sunset-too late for any attack to be made. Any attack which Porter could have made at any time that afternoon must necessarily have been fruitless of any good result. Porter's faithful, subordinate, and intelligent conduct that afternoon saved the Union army from the defeat which would otherwise have resulted that day from the enemy's more speedy concentration. The only seriously critical period of that campaign, viz, between 11 a. m. and sunset of August 29, was thus safely passed. Porter had understood and appreciated the military situation, and, so far as he had acted upon his own judgment, his action had been wise and judicious. For the disaster of the succeeding day he was in no degree responsible. Whoever else may have been responsible, it did not flow from any action or inaction of his.

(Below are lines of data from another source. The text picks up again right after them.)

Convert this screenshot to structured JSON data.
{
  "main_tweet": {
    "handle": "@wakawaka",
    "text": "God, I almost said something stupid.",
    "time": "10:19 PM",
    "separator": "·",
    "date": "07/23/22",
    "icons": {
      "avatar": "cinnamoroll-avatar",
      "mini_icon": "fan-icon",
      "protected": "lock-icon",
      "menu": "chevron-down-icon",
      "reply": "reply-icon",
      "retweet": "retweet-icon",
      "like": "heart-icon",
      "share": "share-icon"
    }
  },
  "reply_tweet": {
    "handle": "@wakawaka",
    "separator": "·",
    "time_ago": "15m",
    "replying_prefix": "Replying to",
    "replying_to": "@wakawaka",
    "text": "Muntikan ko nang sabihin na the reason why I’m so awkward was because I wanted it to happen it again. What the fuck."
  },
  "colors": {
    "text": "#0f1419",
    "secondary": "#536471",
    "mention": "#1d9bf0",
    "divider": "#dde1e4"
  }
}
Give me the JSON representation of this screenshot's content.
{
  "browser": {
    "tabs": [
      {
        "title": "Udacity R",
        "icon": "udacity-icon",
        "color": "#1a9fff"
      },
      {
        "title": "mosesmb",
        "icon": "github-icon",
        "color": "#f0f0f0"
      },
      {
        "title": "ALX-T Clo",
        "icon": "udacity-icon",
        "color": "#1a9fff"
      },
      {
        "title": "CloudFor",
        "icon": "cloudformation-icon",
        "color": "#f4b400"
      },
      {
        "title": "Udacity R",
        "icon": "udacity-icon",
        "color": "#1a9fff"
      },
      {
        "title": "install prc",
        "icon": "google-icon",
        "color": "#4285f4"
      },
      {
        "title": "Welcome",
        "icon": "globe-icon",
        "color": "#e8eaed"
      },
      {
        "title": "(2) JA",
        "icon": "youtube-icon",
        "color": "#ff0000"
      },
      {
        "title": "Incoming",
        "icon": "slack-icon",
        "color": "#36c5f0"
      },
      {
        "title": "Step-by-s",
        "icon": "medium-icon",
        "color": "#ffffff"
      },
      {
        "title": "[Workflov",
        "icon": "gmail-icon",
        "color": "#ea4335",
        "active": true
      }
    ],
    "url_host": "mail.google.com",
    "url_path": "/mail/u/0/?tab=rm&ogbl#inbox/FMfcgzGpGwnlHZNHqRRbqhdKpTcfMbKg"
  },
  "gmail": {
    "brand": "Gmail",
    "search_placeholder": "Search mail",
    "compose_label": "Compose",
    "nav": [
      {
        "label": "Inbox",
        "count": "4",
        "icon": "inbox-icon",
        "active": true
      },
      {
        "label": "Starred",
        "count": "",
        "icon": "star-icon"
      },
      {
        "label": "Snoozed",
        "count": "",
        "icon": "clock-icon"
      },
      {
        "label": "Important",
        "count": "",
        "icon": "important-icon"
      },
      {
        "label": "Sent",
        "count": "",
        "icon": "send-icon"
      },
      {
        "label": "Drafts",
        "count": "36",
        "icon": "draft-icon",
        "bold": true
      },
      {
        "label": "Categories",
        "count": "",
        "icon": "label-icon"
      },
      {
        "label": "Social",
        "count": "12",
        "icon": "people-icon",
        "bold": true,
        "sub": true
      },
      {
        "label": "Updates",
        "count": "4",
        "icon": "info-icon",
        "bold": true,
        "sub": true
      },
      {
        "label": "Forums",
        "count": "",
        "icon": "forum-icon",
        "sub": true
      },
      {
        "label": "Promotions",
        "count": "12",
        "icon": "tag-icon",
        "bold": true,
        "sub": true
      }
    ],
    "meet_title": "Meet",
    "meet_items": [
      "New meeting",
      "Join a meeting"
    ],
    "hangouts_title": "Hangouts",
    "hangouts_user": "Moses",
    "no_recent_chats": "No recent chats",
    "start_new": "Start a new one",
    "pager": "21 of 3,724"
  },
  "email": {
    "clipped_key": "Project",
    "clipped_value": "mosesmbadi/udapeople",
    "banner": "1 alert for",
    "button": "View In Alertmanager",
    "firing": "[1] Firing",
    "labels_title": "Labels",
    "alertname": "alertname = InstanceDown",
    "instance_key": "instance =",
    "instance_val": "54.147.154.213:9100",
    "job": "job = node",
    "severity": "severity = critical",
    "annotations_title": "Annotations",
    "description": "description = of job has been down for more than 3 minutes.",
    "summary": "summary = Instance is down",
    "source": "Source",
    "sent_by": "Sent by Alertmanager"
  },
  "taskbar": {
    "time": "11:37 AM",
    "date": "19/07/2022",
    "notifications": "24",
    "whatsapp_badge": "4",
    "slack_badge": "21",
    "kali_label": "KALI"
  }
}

The judgment of the court-martial upon General Porter's conduct was evidently based upon greatly erroneous impressions, not only respecting what that conduct really was and the orders under which he was acting, but also respecting all the circumstances under which he acted. Especially was this true in respect to the character of the battle of the 29th of August. That battle consisted of a number of sharp and gallant combats between small portions of the opposing forces. Those combats were of short duration and were separated by long intervals of simple skirmishing and artillery duels. Until after 6 o'clock only a small part of the troops on either side were engaged at any time during the afternoon. Then, about sunset, and additional division on each side was engaged near Groveton. The musketry of that last contest and the yells of the Confederate troops about dark were distinctly heard by the officers of Porter's corps; but at no other time during all that afternoon was the volume of musketry such that it could be heard at the position of Porter's troops. No sound but that of artillery was heard by them during all those hours when Porter was understood by the court-martial to have been listening to the sounds of a furious battle raging immediately to his right. And those sounds of artillery were by no means such as to indicate a general battle.
The reports of the 29th and those of the 30th of August have somehow been strangely confounded with each other. Even the Confederate reports have, since the termination of the war, been similarly misconstrued. Those of the 30th have been misquoted as referring to the 29th, thus to prove that a furious battle was going on while Porter was comparatively inactive on the 29th. the fierce and gallant struggle of his own troops on the 30th has thus been used to sustain the original error under which he was condemned. General Porter was, in effect, condemned for not having taken any part in his own battle. Such was the error upon which General Porter was pronounced guilty of the most shameful crime known among soldiers. We believe not one among all the gallant soldiers on that bloody field was less deserving of such condemnation than he.
The evidence of bad animus in Porter's case ceases to be material in view of the evidence of his soldierly and faithful conduct. But it is our duty to say that the indiscreet and unkind terms in which General Porter expressed his distrust of the capacity of his superior commander cannot be defended. And to that indiscretion was due, in very great measure, the misinterpretation of both his motives and his conduct and his consequent condemnation.
Having thus given the reasons for our conclusions, we have the honor to report, in accordance with the President's order, that in our opinion justice requires at his hands such action as may be necessary to annul and set aside the findings and sentence of the court-martial in the case